(Interface dataset entries)
+--
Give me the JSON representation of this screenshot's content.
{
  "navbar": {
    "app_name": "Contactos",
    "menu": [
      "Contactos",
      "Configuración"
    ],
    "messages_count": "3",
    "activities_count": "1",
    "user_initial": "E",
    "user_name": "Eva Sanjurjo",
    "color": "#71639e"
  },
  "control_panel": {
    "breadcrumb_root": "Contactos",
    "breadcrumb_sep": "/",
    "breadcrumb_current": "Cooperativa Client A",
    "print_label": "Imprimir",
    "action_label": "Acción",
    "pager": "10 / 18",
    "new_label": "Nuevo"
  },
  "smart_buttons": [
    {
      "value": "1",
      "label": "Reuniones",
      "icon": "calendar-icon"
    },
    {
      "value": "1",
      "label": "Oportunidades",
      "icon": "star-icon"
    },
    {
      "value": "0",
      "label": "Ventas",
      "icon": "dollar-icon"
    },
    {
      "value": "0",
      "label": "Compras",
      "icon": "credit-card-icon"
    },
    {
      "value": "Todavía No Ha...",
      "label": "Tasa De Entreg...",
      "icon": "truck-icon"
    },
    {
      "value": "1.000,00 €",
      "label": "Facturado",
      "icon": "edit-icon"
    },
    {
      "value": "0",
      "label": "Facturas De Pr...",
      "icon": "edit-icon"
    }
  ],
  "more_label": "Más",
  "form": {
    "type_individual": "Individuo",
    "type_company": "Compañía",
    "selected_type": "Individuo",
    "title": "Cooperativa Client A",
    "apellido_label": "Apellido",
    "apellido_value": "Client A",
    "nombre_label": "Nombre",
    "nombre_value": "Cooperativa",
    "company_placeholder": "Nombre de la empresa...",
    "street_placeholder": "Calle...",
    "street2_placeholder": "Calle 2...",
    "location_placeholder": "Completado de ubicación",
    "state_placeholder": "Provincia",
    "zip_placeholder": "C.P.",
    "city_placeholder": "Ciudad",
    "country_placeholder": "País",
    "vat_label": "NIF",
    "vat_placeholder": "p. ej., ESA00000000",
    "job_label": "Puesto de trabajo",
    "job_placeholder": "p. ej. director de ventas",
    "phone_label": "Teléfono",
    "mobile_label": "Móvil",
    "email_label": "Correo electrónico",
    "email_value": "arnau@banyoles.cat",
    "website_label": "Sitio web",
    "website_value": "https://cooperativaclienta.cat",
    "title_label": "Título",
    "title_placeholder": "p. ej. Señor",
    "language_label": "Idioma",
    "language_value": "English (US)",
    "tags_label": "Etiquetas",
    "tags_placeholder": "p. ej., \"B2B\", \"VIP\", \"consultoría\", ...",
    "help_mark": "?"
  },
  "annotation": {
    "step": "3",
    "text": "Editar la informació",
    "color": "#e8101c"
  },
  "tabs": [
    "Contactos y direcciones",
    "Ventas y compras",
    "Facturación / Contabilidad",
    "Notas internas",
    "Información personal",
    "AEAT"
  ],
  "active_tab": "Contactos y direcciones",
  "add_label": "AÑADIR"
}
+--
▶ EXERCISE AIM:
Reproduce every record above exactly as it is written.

▶ SOLUTION TO THIS EXERCISE:
Give me the JSON representation of this screenshot's content.
{
  "navbar": {
    "app_name": "Contactos",
    "menu": [
      "Contactos",
      "Configuración"
    ],
    "messages_count": "3",
    "activities_count": "1",
    "user_initial": "E",
    "user_name": "Eva Sanjurjo",
    "color": "#71639e"
  },
  "control_panel": {
    "breadcrumb_root": "Contactos",
    "breadcrumb_sep": "/",
    "breadcrumb_current": "Cooperativa Client A",
    "print_label": "Imprimir",
    "action_label": "Acción",
    "pager": "10 / 18",
    "new_label": "Nuevo"
  },
  "smart_buttons": [
    {
      "value": "1",
      "label": "Reuniones",
      "icon": "calendar-icon"
    },
    {
      "value": "1",
      "label": "Oportunidades",
      "icon": "star-icon"
    },
    {
      "value": "0",
      "label": "Ventas",
      "icon": "dollar-icon"
    },
    {
      "value": "0",
      "label": "Compras",
      "icon": "credit-card-icon"
    },
    {
      "value": "Todavía No Ha...",
      "label": "Tasa De Entreg...",
      "icon": "truck-icon"
    },
    {
      "value": "1.000,00 €",
      "label": "Facturado",
      "icon": "edit-icon"
    },
    {
      "value": "0",
      "label": "Facturas De Pr...",
      "icon": "edit-icon"
    }
  ],
  "more_label": "Más",
  "form": {
    "type_individual": "Individuo",
    "type_company": "Compañía",
    "selected_type": "Individuo",
    "title": "Cooperativa Client A",
    "apellido_label": "Apellido",
    "apellido_value": "Client A",
    "nombre_label": "Nombre",
    "nombre_value": "Cooperativa",
    "company_placeholder": "Nombre de la empresa...",
    "street_placeholder": "Calle...",
    "street2_placeholder": "Calle 2...",
    "location_placeholder": "Completado de ubicación",
    "state_placeholder": "Provincia",
    "zip_placeholder": "C.P.",
    "city_placeholder": "Ciudad",
    "country_placeholder": "País",
    "vat_label": "NIF",
    "vat_placeholder": "p. ej., ESA00000000",
    "job_label": "Puesto de trabajo",
    "job_placeholder": "p. ej. director de ventas",
    "phone_label": "Teléfono",
    "mobile_label": "Móvil",
    "email_label": "Correo electrónico",
    "email_value": "arnau@banyoles.cat",
    "website_label": "Sitio web",
    "website_value": "https://cooperativaclienta.cat",
    "title_label": "Título",
    "title_placeholder": "p. ej. Señor",
    "language_label": "Idioma",
    "language_value": "English (US)",
    "tags_label": "Etiquetas",
    "tags_placeholder": "p. ej., \"B2B\", \"VIP\", \"consultoría\", ...",
    "help_mark": "?"
  },
  "annotation": {
    "step": "3",
    "text": "Editar la informació",
    "color": "#e8101c"
  },
  "tabs": [
    "Contactos y direcciones",
    "Ventas y compras",
    "Facturación / Contabilidad",
    "Notas internas",
    "Información personal",
    "AEAT"
  ],
  "active_tab": "Contactos y direcciones",
  "add_label": "AÑADIR"
}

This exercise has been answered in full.